What you have to do: Type out the entries below again, character for character.

[Interface dataset entries]

────────────────

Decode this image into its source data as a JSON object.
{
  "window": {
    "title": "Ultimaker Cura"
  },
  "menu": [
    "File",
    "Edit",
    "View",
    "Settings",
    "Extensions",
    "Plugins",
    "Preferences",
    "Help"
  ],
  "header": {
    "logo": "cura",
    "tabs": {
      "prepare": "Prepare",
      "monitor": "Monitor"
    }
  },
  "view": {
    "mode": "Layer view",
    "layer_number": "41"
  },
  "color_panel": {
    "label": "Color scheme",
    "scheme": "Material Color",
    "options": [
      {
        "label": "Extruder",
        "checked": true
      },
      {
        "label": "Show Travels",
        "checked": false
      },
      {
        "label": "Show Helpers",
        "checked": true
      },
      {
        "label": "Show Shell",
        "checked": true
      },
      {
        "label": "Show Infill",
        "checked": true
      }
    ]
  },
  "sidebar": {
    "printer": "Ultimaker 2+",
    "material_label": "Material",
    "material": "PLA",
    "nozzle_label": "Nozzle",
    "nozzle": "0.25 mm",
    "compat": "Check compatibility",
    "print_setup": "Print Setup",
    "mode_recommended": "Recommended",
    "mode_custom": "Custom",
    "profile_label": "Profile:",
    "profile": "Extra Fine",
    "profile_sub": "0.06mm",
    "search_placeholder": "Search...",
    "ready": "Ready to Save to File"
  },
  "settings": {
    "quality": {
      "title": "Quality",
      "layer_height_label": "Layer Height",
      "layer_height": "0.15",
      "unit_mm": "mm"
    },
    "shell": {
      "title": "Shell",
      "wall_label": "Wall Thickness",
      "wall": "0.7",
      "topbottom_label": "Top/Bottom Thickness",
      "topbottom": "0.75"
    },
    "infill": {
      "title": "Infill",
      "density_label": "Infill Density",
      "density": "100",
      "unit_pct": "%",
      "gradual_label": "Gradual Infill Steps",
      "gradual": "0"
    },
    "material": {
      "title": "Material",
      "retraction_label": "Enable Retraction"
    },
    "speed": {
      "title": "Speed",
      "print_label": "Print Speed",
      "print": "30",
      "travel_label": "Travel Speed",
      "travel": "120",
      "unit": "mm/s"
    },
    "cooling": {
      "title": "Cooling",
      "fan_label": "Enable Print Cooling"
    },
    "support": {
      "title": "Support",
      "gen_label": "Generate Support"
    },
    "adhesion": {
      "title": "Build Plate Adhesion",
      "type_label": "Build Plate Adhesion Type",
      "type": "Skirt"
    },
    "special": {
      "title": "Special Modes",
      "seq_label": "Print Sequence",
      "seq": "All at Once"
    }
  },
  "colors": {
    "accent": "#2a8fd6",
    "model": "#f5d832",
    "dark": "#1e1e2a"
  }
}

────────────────

Answer to the exercise:
Decode this image into its source data as a JSON object.
{
  "window": {
    "title": "Ultimaker Cura"
  },
  "menu": [
    "File",
    "Edit",
    "View",
    "Settings",
    "Extensions",
    "Plugins",
    "Preferences",
    "Help"
  ],
  "header": {
    "logo": "cura",
    "tabs": {
      "prepare": "Prepare",
      "monitor": "Monitor"
    }
  },
  "view": {
    "mode": "Layer view",
    "layer_number": "41"
  },
  "color_panel": {
    "label": "Color scheme",
    "scheme": "Material Color",
    "options": [
      {
        "label": "Extruder",
        "checked": true
      },
      {
        "label": "Show Travels",
        "checked": false
      },
      {
        "label": "Show Helpers",
        "checked": true
      },
      {
        "label": "Show Shell",
        "checked": true
      },
      {
        "label": "Show Infill",
        "checked": true
      }
    ]
  },
  "sidebar": {
    "printer": "Ultimaker 2+",
    "material_label": "Material",
    "material": "PLA",
    "nozzle_label": "Nozzle",
    "nozzle": "0.25 mm",
    "compat": "Check compatibility",
    "print_setup": "Print Setup",
    "mode_recommended": "Recommended",
    "mode_custom": "Custom",
    "profile_label": "Profile:",
    "profile": "Extra Fine",
    "profile_sub": "0.06mm",
    "search_placeholder": "Search...",
    "ready": "Ready to Save to File"
  },
  "settings": {
    "quality": {
      "title": "Quality",
      "layer_height_label": "Layer Height",
      "layer_height": "0.15",
      "unit_mm": "mm"
    },
    "shell": {
      "title": "Shell",
      "wall_label": "Wall Thickness",
      "wall": "0.7",
      "topbottom_label": "Top/Bottom Thickness",
      "topbottom": "0.75"
    },
    "infill": {
      "title": "Infill",
      "density_label": "Infill Density",
      "density": "100",
      "unit_pct": "%",
      "gradual_label": "Gradual Infill Steps",
      "gradual": "0"
    },
    "material": {
      "title": "Material",
      "retraction_label": "Enable Retraction"
    },
    "speed": {
      "title": "Speed",
      "print_label": "Print Speed",
      "print": "30",
      "travel_label": "Travel Speed",
      "travel": "120",
      "unit": "mm/s"
    },
    "cooling": {
      "title": "Cooling",
      "fan_label": "Enable Print Cooling"
    },
    "support": {
      "title": "Support",
      "gen_label": "Generate Support"
    },
    "adhesion": {
      "title": "Build Plate Adhesion",
      "type_label": "Build Plate Adhesion Type",
      "type": "Skirt"
    },
    "special": {
      "title": "Special Modes",
      "seq_label": "Print Sequence",
      "seq": "All at Once"
    }
  },
  "colors": {
    "accent": "#2a8fd6",
    "model": "#f5d832",
    "dark": "#1e1e2a"
  }
}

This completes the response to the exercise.